• Population-based epidemiologic data on the incidence and progression of diabetic retinopathy are important in medical counseling and rehabilitative services and for developing approaches to preventing diabetic retinopathy. We performed a population-based study in southern Wisconsin of insulin-taking diabetic persons diagnosed before 30 years of age. Of the 271 who had no retinopathy at the first visit, 160 (59%) developed it by the time they were reexamined four years later, and 75 (11%) of the 713 free of proliferative diabetic retinopathy developed it. Overall, worsening of retinopathy occurred in 41% of the population, whereas improvement occurred in only 7%. The incidence of proliferative retinopathy rose with increasing duration until 13 to 14 years of diabetes, thereafter remaining between 14% and 17%. These incidence data underscore the need for careful ophthalmologic follow-up of these people.

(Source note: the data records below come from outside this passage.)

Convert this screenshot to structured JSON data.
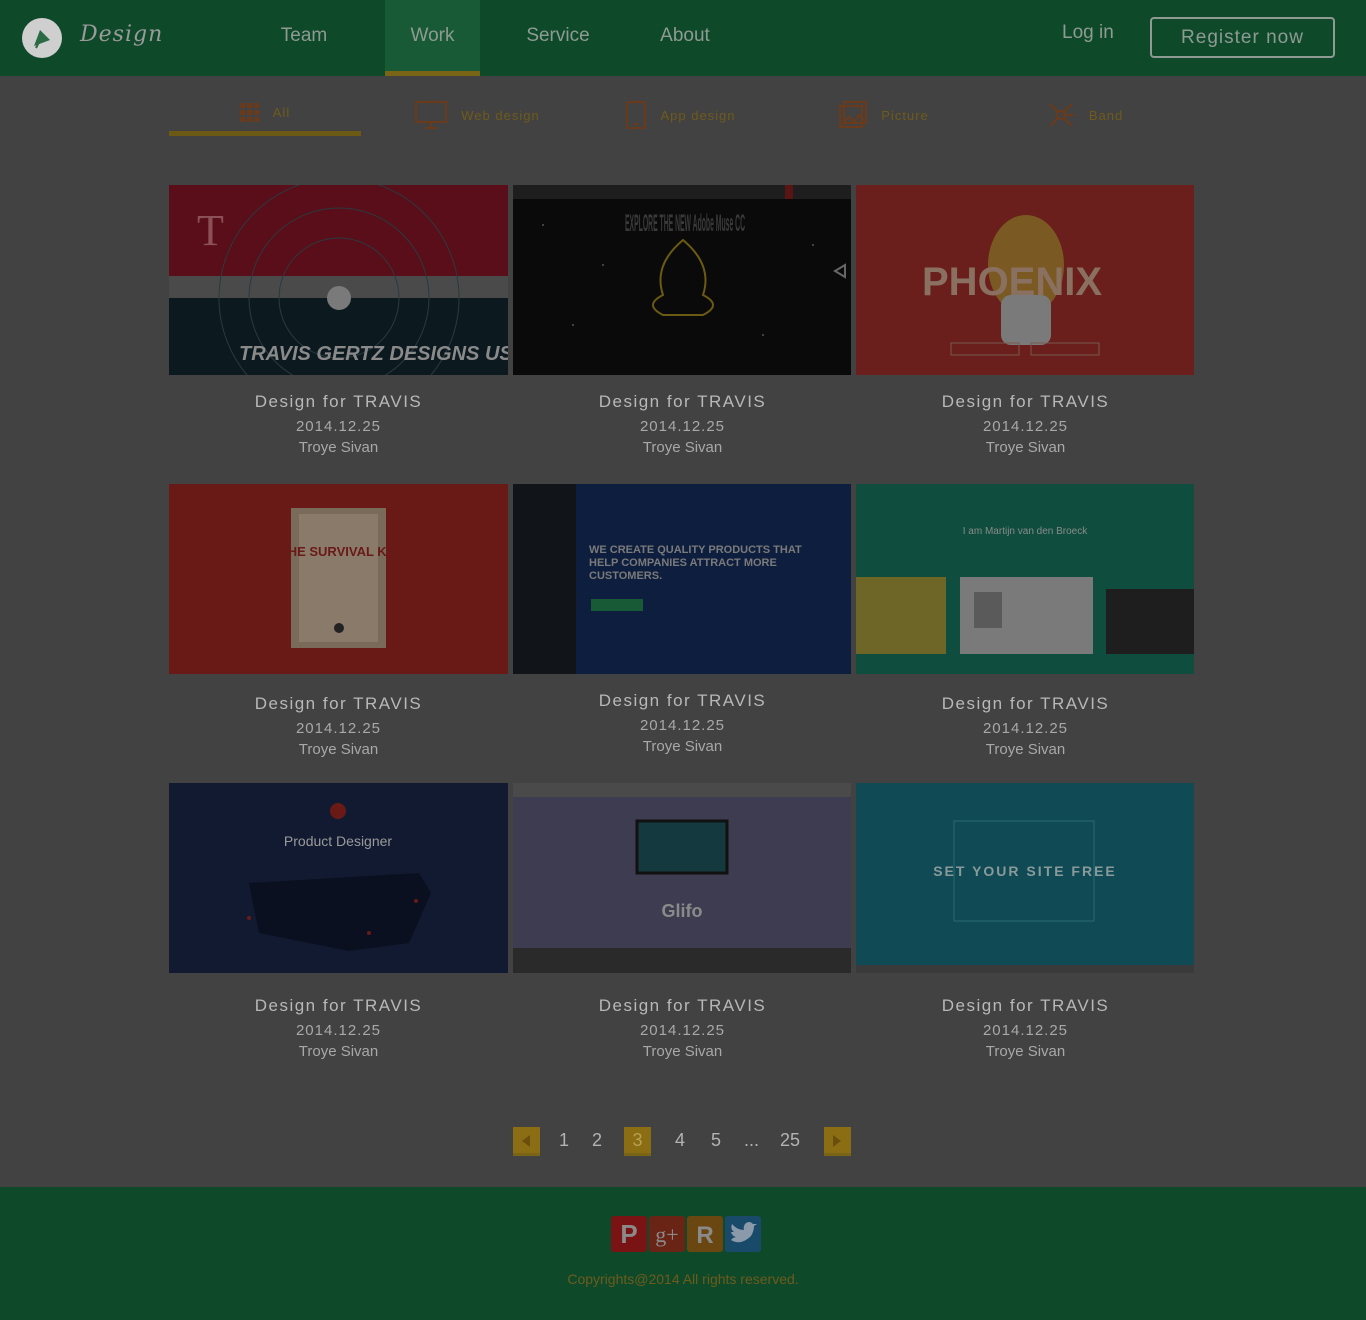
{
  "header": {
    "brand": "Design",
    "nav": [
      "Team",
      "Work",
      "Service",
      "About"
    ],
    "active_nav": "Work",
    "login": "Log in",
    "register": "Register now"
  },
  "categories": [
    "All",
    "Web design",
    "App design",
    "Picture",
    "Band"
  ],
  "active_category": "All",
  "cards": [
    {
      "title": "Design for TRAVIS",
      "date": "2014.12.25",
      "author": "Troye Sivan",
      "thumb_text": "TRAVIS GERTZ DESIGNS USER"
    },
    {
      "title": "Design for TRAVIS",
      "date": "2014.12.25",
      "author": "Troye Sivan",
      "thumb_text": "EXPLORE THE NEW Adobe Muse CC"
    },
    {
      "title": "Design for TRAVIS",
      "date": "2014.12.25",
      "author": "Troye Sivan",
      "thumb_text": "PHOENIX"
    },
    {
      "title": "Design for TRAVIS",
      "date": "2014.12.25",
      "author": "Troye Sivan",
      "thumb_text": "THE SURVIVAL KIT"
    },
    {
      "title": "Design for TRAVIS",
      "date": "2014.12.25",
      "author": "Troye Sivan",
      "thumb_text": "WE CREATE QUALITY PRODUCTS THAT HELP COMPANIES ATTRACT MORE CUSTOMERS."
    },
    {
      "title": "Design for TRAVIS",
      "date": "2014.12.25",
      "author": "Troye Sivan",
      "thumb_text": "I am Martijn van den Broeck"
    },
    {
      "title": "Design for TRAVIS",
      "date": "2014.12.25",
      "author": "Troye Sivan",
      "thumb_text": "Product Designer"
    },
    {
      "title": "Design for TRAVIS",
      "date": "2014.12.25",
      "author": "Troye Sivan",
      "thumb_text": "Glifo"
    },
    {
      "title": "Design for TRAVIS",
      "date": "2014.12.25",
      "author": "Troye Sivan",
      "thumb_text": "SET YOUR SITE FREE"
    }
  ],
  "pagination": {
    "pages": [
      "1",
      "2",
      "3",
      "4",
      "5",
      "...",
      "25"
    ],
    "current": "3"
  },
  "footer": {
    "copyright": "Copyrights@2014 All rights reserved."
  },
  "colors": {
    "header_bg": "#0e4a2a",
    "accent": "#7a6516",
    "body_bg": "#424242"
  }
}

Klein R, Klein BEK, Moss SE, Davis MD, DeMets DL. The Wisconsin Epidemiologic Study of Diabetic Retinopathy: IX. Four-Year Incidence and Progression of Diabetic Retinopathy When Age at Diagnosis Is Less Than 30 Years. Arch Ophthalmol. 1989;107(2):237–243. doi:10.1001/archopht.1989.01070010243030

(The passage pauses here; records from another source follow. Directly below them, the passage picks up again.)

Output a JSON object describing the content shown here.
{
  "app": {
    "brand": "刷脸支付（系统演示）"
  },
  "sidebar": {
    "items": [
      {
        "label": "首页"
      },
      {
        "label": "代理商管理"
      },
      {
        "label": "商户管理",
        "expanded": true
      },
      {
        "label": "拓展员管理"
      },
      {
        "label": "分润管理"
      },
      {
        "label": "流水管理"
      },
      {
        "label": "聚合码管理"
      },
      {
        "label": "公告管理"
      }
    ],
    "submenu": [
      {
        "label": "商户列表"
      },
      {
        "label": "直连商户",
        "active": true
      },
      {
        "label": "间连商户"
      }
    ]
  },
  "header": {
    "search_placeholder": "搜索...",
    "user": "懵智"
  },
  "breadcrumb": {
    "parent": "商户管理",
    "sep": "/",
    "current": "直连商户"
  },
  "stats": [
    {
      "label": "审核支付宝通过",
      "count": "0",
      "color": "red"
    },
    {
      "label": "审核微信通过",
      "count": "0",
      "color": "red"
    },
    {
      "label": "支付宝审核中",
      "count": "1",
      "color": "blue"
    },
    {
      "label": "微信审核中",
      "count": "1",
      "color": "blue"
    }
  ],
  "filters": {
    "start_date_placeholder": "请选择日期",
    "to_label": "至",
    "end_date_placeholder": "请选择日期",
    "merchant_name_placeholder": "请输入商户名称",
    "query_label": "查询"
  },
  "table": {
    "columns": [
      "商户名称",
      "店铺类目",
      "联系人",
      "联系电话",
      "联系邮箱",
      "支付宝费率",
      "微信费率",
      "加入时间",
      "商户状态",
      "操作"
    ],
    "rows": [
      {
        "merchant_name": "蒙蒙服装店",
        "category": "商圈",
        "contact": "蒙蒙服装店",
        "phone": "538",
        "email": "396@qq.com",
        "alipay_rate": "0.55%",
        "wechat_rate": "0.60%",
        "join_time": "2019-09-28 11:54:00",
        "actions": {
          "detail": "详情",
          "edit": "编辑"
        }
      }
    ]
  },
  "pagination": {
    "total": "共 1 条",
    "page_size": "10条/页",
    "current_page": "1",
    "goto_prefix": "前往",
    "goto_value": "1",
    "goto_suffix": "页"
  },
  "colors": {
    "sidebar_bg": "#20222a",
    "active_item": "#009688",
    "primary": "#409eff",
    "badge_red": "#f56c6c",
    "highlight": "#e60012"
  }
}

Customize your JAMA Network experience by selecting one or more topics from the list below.
Create a personal account or sign in to: